▸ **TASK OBJECTIVE**:
Leave every image out, and print the remaining lines below exactly.

● ● ● ● ●

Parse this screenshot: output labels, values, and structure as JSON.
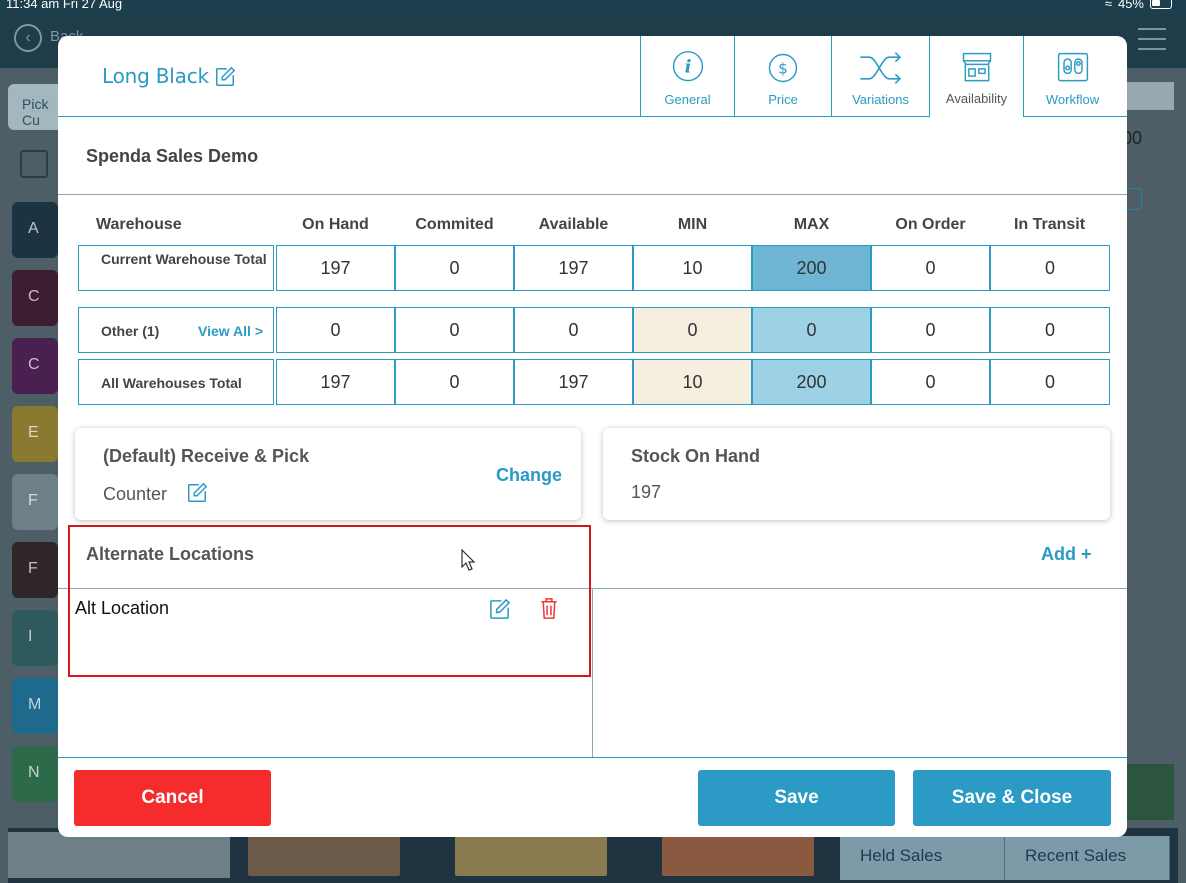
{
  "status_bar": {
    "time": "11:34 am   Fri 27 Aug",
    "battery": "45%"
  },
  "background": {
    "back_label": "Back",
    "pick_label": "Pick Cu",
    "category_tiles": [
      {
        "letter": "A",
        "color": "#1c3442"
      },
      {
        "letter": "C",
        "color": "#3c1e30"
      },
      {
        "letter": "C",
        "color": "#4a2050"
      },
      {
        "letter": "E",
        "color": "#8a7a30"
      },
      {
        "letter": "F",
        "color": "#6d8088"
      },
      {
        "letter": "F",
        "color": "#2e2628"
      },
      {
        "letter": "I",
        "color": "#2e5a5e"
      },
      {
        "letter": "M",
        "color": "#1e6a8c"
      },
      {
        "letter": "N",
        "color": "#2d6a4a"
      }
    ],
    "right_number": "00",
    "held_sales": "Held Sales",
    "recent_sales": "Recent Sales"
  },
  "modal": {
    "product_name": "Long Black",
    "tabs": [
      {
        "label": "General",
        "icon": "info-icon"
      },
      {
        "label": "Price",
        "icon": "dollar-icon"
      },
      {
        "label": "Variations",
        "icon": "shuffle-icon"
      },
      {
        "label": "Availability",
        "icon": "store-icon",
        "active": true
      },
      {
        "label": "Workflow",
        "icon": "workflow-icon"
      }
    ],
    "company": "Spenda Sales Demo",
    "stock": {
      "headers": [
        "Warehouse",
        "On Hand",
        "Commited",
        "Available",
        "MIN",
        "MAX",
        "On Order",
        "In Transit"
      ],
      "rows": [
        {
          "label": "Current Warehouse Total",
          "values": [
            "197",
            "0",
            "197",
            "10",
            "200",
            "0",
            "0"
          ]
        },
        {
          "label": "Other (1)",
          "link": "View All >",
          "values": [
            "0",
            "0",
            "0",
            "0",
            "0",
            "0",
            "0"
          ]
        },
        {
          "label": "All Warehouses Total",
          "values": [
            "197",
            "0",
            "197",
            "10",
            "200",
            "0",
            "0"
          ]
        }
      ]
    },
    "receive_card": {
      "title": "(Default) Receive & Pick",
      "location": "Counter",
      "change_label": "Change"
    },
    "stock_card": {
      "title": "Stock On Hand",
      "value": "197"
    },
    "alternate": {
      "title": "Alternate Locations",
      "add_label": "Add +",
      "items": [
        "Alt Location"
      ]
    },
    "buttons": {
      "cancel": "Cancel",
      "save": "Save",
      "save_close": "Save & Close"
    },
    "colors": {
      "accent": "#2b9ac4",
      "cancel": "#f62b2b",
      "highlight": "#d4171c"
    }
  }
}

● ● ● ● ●

▸ **WRITTEN RESPONSE**:
Parse this screenshot: output labels, values, and structure as JSON.
{
  "status_bar": {
    "time": "11:34 am   Fri 27 Aug",
    "battery": "45%"
  },
  "background": {
    "back_label": "Back",
    "pick_label": "Pick Cu",
    "category_tiles": [
      {
        "letter": "A",
        "color": "#1c3442"
      },
      {
        "letter": "C",
        "color": "#3c1e30"
      },
      {
        "letter": "C",
        "color": "#4a2050"
      },
      {
        "letter": "E",
        "color": "#8a7a30"
      },
      {
        "letter": "F",
        "color": "#6d8088"
      },
      {
        "letter": "F",
        "color": "#2e2628"
      },
      {
        "letter": "I",
        "color": "#2e5a5e"
      },
      {
        "letter": "M",
        "color": "#1e6a8c"
      },
      {
        "letter": "N",
        "color": "#2d6a4a"
      }
    ],
    "right_number": "00",
    "held_sales": "Held Sales",
    "recent_sales": "Recent Sales"
  },
  "modal": {
    "product_name": "Long Black",
    "tabs": [
      {
        "label": "General",
        "icon": "info-icon"
      },
      {
        "label": "Price",
        "icon": "dollar-icon"
      },
      {
        "label": "Variations",
        "icon": "shuffle-icon"
      },
      {
        "label": "Availability",
        "icon": "store-icon",
        "active": true
      },
      {
        "label": "Workflow",
        "icon": "workflow-icon"
      }
    ],
    "company": "Spenda Sales Demo",
    "stock": {
      "headers": [
        "Warehouse",
        "On Hand",
        "Commited",
        "Available",
        "MIN",
        "MAX",
        "On Order",
        "In Transit"
      ],
      "rows": [
        {
          "label": "Current Warehouse Total",
          "values": [
            "197",
            "0",
            "197",
            "10",
            "200",
            "0",
            "0"
          ]
        },
        {
          "label": "Other (1)",
          "link": "View All >",
          "values": [
            "0",
            "0",
            "0",
            "0",
            "0",
            "0",
            "0"
          ]
        },
        {
          "label": "All Warehouses Total",
          "values": [
            "197",
            "0",
            "197",
            "10",
            "200",
            "0",
            "0"
          ]
        }
      ]
    },
    "receive_card": {
      "title": "(Default) Receive & Pick",
      "location": "Counter",
      "change_label": "Change"
    },
    "stock_card": {
      "title": "Stock On Hand",
      "value": "197"
    },
    "alternate": {
      "title": "Alternate Locations",
      "add_label": "Add +",
      "items": [
        "Alt Location"
      ]
    },
    "buttons": {
      "cancel": "Cancel",
      "save": "Save",
      "save_close": "Save & Close"
    },
    "colors": {
      "accent": "#2b9ac4",
      "cancel": "#f62b2b",
      "highlight": "#d4171c"
    }
  }
}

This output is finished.